Ambassador George Moose Discusses Human Rights and the International Order in Rio de Janeiro

On September 15 and 16, 2014, Ambassador George Moose, Vice-Chairman of the U.S. Institute of Peace and Adjunct Professor of Practice and Lecturer at the Elliott School of International Affairs at George Washington University, participated in a two-day speaker program in Rio de Janeiro on the theme “Human Rights and the International Order.”

Ambassador Moose served for over 35 years in the Department of State, having held appointments as U.S. Ambassador to the Republic of Benin (1983-1986) and to the Republic of Senegal (1988-1991).  He was also U.S. Alternate Representative to the United Nations Security Council (1991-1992), Assistant Secretary of State for African Affairs (1993-1997), and U.S. Permanent Representative to the European Office of the United Nations in Geneva (1998-2001).

The program started with lectures at the Federal Fluminense University’s Institute of Strategic Studies (INEST/UFF), and at the Superior War College (ESG), both held on September 15.  At the two venues, Ambassador Moose discussed the role of emerging countries in the international promotion of human rights.  On the following day, he delivered the keynote address of the seminar “Human Rights and the International Order,” which was developed by the U.S. Consulate General in partnership with the Rio de Janeiro Regional Federal Court (TRF2). Rio Consul General John Creamer gave opening remarks at the seminar and later hosted a lunch in honor of Ambassador Moose with the speakers and organizers.  Finally, Ambassador Moose delivered keynote remarks at the seminar “Rising Powers and Intervention:  Contested Norms and Shifts in Global Order,” developed by the Institute of International Relations of the Pontifical Catholic University of Rio de Janeiro (IRI/PUC-Rio).  For this last program activity, Ambassador Moose chose to speak about “Emerging Powers and R2P:  From Words to Action.”  Throughout the program in Rio, Ambassador Moose addressed large and diversified audiences totaling 350 people.
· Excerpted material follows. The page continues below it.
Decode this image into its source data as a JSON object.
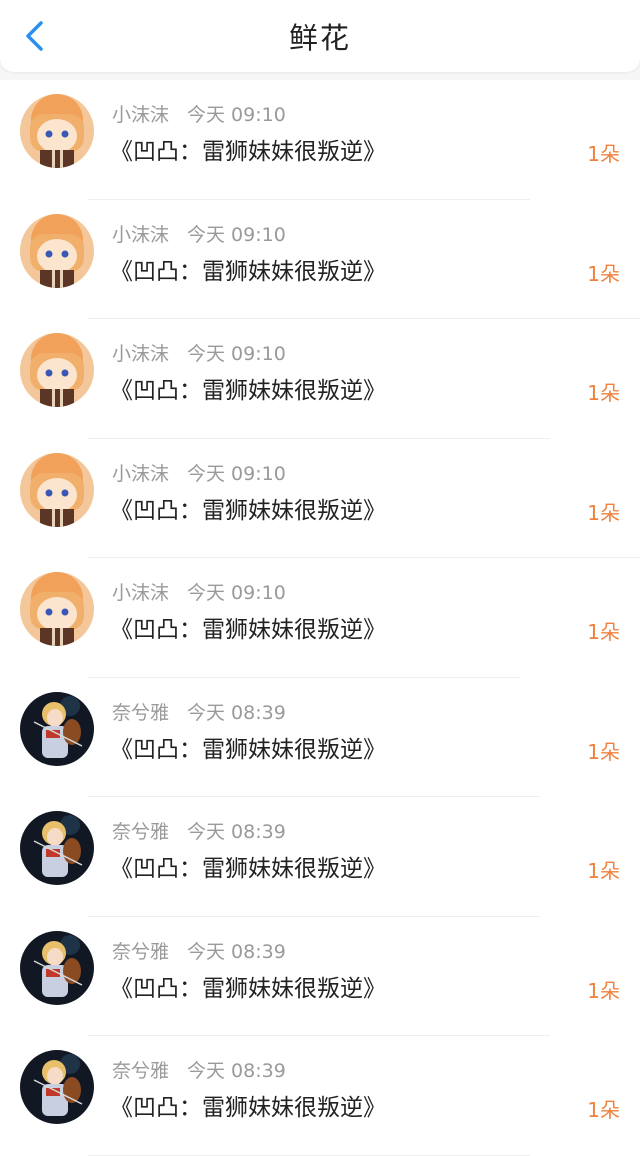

These included one Member of the Brazilian House of Representatives, general officers and senior military officers, federal and state judges, diplomats, academics, researchers, human rights activists, NGO leaders, journalists, and professors, graduate and undergraduate students of law, international relations, strategic studies and defense.
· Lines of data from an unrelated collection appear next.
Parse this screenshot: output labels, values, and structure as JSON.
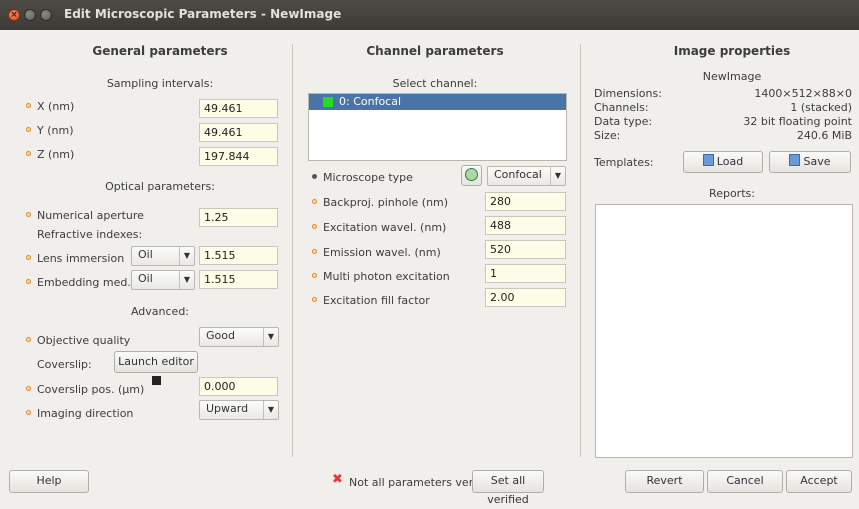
{
  "window": {
    "title": "Edit Microscopic Parameters - NewImage"
  },
  "general": {
    "header": "General parameters",
    "sampling_header": "Sampling intervals:",
    "x_label": "X (nm)",
    "x_value": "49.461",
    "y_label": "Y (nm)",
    "y_value": "49.461",
    "z_label": "Z (nm)",
    "z_value": "197.844",
    "optical_header": "Optical parameters:",
    "na_label": "Numerical aperture",
    "na_value": "1.25",
    "refr_label": "Refractive indexes:",
    "lens_label": "Lens immersion",
    "lens_medium": "Oil",
    "lens_value": "1.515",
    "embed_label": "Embedding med.",
    "embed_medium": "Oil",
    "embed_value": "1.515",
    "advanced_header": "Advanced:",
    "objq_label": "Objective quality",
    "objq_value": "Good",
    "coverslip_label": "Coverslip:",
    "launch_editor": "Launch editor",
    "coverpos_label": "Coverslip pos. (µm)",
    "coverpos_value": "0.000",
    "imgdir_label": "Imaging direction",
    "imgdir_value": "Upward"
  },
  "channel": {
    "header": "Channel parameters",
    "select_label": "Select channel:",
    "channels": [
      "0: Confocal"
    ],
    "mtype_label": "Microscope type",
    "mtype_value": "Confocal",
    "pinhole_label": "Backproj. pinhole (nm)",
    "pinhole_value": "280",
    "exc_label": "Excitation wavel. (nm)",
    "exc_value": "488",
    "em_label": "Emission wavel. (nm)",
    "em_value": "520",
    "mpe_label": "Multi photon excitation",
    "mpe_value": "1",
    "eff_label": "Excitation fill factor",
    "eff_value": "2.00"
  },
  "image": {
    "header": "Image properties",
    "name": "NewImage",
    "dim_label": "Dimensions:",
    "dim_value": "1400×512×88×0",
    "ch_label": "Channels:",
    "ch_value": "1 (stacked)",
    "dt_label": "Data type:",
    "dt_value": "32 bit floating point",
    "size_label": "Size:",
    "size_value": "240.6 MiB",
    "templates_label": "Templates:",
    "load": "Load",
    "save": "Save",
    "reports_label": "Reports:"
  },
  "footer": {
    "help": "Help",
    "status": "Not all parameters verified",
    "set_all": "Set all verified",
    "revert": "Revert",
    "cancel": "Cancel",
    "accept": "Accept"
  },
  "colors": {
    "titlebar": "#3b3a36",
    "field_bg": "#fdfde8",
    "selection": "#4a74a8",
    "dot": "#e08a26",
    "status_x": "#e33"
  }
}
In his remarks, Ambassador Moose stressed that the DEPs (“Democratic Emerging Powers,” an acronym that includes India, Indonesia, Turkey and Brazil) have so far displayed an ambivalent and inconsistent performance on human rights in the international sphere.  According to him, the DEPs do not differ from other states in facing constraints in playing a more assertive role with respect to the global human rights agenda.  Despite such constraints, there would be room for the DEPs to expand their influence and exert a significant impact on the evolution of global human rights norms and institutions, Ambassador Moose argued.  He suggested five areas where the DEPs could strengthen the international human rights order in alignment with their national policies, principles and values, namely:  (a) discrediting the argument that the rights enshrined in the Universal Declaration of Human Rights are not universal;  (b) engaging in the international debate surrounding civil and political rights on the one hand, and economic, social and cultural rights on the other;  (c) defending the role of civil society organizations and human rights defenders;  (d) strengthening the role and independence of the UN Human Rights Council’s special procedures and rapporteurs;  and (e) supporting and increasing the budgets of the UN Human Rights Council and Office of the High Commissioner for Human Rights.